◆ Work required: Check every line of the entries for the string "icon" and return the ones that contain it.

◆ Data for analysis:
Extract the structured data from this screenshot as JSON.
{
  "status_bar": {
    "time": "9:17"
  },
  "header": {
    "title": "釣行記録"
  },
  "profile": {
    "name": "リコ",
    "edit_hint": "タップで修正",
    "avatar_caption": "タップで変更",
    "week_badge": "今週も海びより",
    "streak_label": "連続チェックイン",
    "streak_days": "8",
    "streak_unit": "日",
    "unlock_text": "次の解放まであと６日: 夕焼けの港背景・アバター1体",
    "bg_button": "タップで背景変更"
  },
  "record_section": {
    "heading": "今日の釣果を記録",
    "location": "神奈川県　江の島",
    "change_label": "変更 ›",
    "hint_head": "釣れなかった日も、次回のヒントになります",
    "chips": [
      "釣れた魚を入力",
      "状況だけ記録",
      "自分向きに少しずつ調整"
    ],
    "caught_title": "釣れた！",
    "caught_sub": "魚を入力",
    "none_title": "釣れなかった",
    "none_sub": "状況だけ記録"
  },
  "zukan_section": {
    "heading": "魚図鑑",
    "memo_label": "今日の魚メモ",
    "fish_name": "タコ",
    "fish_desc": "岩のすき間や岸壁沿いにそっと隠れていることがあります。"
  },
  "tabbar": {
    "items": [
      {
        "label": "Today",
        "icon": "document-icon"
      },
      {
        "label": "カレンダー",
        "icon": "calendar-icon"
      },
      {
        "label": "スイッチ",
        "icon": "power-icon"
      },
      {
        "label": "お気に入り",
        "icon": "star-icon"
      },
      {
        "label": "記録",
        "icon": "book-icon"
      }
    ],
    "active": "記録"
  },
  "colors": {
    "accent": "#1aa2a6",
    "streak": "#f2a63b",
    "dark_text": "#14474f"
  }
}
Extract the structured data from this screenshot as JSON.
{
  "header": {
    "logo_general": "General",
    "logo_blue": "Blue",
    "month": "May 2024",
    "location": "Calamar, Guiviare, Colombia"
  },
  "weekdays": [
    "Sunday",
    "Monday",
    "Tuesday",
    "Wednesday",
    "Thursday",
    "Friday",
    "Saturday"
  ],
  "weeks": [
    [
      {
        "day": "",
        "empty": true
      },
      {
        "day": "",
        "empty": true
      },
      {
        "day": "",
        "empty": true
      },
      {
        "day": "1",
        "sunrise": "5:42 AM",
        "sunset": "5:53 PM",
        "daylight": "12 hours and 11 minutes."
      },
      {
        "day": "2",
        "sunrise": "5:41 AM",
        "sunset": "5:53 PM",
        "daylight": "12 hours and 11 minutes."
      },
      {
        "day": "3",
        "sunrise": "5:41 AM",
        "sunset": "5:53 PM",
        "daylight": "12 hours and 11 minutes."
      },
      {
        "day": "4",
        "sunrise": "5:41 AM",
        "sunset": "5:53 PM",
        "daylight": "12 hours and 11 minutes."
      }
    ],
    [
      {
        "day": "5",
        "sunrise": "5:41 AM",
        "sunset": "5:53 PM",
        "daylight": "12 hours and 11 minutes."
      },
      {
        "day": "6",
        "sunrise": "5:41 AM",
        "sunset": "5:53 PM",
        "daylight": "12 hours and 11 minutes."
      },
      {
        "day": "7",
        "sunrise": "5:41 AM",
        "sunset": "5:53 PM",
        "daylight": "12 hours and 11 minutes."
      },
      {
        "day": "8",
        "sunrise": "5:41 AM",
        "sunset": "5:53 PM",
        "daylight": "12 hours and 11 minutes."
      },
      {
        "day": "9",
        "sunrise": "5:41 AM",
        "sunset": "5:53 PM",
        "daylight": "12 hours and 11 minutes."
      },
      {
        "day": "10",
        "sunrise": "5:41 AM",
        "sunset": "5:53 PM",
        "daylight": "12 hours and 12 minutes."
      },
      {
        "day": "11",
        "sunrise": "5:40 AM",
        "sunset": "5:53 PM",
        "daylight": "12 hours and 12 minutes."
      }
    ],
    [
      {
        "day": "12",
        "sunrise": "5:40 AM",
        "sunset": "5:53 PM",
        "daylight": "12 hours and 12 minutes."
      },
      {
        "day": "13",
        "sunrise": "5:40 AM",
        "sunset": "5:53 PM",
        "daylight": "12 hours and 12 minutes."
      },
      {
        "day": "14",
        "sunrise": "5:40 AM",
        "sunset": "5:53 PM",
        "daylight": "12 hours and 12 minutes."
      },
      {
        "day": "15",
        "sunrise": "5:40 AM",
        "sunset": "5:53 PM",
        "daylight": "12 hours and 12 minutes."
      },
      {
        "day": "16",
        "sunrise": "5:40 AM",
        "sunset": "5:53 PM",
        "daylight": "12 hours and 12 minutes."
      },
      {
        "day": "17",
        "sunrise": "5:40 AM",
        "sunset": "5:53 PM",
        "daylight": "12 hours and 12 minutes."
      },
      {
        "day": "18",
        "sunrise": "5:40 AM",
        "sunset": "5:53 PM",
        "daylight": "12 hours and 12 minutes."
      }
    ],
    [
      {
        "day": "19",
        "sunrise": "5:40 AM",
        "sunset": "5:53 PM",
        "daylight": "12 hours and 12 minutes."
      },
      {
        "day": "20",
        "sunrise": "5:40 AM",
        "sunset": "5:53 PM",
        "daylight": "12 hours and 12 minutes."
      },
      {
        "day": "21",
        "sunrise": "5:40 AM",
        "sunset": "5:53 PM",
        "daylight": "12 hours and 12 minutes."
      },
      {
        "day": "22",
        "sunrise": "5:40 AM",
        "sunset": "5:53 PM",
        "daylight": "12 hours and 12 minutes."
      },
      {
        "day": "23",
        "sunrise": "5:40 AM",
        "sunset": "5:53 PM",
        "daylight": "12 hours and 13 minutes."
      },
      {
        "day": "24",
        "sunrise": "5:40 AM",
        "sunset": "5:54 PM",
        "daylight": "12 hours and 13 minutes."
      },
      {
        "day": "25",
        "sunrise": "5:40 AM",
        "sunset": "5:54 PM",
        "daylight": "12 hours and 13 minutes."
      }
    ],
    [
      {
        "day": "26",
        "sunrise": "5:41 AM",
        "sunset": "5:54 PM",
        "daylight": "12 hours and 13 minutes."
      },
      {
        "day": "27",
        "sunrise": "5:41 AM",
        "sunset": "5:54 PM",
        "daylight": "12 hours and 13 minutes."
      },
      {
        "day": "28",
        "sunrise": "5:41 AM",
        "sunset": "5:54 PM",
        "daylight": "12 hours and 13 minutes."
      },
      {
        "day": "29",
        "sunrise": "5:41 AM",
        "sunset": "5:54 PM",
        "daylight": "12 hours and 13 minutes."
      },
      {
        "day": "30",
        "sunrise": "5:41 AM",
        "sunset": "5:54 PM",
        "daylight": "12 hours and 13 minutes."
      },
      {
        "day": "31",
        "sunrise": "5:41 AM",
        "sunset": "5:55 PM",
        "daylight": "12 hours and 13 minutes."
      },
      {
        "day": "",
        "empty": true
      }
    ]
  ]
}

◆ Response area:
        "icon": "document-icon"
        "icon": "calendar-icon"
        "icon": "power-icon"
        "icon": "star-icon"
        "icon": "book-icon"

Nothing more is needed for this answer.